[[ Material for the task open ]]
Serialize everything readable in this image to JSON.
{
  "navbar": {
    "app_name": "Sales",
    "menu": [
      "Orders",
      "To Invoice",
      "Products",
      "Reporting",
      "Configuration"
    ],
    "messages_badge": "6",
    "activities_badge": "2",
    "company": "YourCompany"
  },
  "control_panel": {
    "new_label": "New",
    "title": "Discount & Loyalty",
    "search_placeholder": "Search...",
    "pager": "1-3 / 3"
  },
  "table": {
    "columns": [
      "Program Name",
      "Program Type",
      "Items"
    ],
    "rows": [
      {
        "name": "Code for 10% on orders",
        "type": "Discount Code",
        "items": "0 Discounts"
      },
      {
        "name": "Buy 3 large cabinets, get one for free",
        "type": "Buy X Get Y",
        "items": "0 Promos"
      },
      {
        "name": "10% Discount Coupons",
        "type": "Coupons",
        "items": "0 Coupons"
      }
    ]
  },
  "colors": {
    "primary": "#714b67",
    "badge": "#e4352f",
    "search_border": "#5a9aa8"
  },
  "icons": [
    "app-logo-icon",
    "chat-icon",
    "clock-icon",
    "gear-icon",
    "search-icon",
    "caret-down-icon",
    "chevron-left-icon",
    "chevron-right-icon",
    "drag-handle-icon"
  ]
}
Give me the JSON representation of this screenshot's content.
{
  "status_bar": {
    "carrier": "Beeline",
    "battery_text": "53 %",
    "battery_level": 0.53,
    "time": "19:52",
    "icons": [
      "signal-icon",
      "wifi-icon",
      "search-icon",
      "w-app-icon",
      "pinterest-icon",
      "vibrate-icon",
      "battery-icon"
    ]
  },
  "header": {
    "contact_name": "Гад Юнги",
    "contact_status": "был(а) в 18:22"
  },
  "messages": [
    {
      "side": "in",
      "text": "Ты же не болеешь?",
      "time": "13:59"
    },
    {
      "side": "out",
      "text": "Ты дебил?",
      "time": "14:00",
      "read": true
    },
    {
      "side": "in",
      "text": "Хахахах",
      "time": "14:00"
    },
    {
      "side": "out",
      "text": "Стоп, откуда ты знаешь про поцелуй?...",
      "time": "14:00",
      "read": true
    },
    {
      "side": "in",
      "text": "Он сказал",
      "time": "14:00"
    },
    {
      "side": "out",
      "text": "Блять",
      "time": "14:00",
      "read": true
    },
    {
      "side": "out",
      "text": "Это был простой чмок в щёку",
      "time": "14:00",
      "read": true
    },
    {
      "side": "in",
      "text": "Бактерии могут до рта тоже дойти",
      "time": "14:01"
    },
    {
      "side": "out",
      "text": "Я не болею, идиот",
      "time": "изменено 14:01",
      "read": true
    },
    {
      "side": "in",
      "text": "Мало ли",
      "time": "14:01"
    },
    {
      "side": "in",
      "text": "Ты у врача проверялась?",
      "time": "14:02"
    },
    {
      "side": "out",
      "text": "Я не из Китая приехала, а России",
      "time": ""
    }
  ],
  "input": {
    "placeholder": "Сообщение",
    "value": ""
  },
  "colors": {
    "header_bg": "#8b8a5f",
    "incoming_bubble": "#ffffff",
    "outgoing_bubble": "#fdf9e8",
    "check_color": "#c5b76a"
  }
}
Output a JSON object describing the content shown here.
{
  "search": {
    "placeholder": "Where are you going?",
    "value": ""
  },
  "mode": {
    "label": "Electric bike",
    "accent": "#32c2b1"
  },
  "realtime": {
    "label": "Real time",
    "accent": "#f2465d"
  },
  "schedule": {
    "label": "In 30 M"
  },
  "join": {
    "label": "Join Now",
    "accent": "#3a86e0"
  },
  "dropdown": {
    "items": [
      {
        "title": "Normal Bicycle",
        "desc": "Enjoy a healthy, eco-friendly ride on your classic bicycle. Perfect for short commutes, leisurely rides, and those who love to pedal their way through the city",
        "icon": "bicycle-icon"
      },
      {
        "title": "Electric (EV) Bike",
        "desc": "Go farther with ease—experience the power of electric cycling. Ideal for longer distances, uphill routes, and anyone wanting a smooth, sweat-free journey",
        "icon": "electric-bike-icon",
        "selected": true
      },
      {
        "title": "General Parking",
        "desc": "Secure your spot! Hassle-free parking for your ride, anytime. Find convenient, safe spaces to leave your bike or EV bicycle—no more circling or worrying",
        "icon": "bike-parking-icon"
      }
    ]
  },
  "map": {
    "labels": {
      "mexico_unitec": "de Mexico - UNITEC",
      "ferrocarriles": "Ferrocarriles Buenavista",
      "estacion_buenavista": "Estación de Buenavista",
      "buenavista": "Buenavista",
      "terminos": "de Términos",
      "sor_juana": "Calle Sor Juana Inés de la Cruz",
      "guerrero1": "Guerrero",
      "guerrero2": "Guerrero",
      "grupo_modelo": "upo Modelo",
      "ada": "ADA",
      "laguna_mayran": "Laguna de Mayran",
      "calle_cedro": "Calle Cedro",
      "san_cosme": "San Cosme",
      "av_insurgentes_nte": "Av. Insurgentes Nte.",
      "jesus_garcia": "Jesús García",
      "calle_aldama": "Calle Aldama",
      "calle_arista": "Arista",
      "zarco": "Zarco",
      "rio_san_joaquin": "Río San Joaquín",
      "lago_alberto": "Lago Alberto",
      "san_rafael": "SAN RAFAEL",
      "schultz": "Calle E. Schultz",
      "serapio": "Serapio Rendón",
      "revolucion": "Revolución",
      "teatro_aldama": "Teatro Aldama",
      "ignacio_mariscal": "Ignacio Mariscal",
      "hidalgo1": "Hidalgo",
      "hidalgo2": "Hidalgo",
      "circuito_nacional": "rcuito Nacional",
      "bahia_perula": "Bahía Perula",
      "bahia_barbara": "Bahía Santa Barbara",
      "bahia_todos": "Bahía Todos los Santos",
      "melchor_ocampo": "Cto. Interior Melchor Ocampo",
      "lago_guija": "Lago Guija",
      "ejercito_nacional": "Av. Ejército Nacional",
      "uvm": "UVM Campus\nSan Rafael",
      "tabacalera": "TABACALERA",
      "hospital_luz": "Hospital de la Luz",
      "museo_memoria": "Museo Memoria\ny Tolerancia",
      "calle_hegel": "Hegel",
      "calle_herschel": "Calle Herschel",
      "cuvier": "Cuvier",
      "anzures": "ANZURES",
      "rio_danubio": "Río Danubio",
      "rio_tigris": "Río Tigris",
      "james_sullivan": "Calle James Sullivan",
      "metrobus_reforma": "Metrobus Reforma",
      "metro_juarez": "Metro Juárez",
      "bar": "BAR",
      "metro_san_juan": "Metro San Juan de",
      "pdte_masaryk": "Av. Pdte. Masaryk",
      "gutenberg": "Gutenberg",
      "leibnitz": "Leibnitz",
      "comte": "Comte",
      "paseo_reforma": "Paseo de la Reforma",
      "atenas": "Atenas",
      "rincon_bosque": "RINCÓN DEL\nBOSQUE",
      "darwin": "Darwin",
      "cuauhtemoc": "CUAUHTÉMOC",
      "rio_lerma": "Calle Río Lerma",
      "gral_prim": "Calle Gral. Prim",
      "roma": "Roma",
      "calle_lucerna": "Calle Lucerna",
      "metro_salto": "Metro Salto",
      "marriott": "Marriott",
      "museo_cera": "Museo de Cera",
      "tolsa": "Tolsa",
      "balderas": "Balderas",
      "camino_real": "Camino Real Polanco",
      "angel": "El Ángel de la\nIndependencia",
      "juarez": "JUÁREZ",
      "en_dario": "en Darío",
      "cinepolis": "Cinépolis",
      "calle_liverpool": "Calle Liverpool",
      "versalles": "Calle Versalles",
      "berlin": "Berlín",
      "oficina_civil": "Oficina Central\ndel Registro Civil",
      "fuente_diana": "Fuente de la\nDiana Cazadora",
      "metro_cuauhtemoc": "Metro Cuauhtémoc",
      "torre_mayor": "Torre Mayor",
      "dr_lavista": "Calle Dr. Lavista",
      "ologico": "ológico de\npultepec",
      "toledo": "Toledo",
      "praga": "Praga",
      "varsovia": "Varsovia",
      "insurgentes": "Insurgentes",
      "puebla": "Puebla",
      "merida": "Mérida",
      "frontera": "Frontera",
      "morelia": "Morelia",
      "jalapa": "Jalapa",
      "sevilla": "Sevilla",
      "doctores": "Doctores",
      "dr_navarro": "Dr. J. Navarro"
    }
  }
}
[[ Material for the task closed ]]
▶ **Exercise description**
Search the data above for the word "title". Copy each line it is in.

▶ **Result of this exercise**
    "title": "Discount & Loyalty",
        "title": "Normal Bicycle",
        "title": "Electric (EV) Bike",
        "title": "General Parking",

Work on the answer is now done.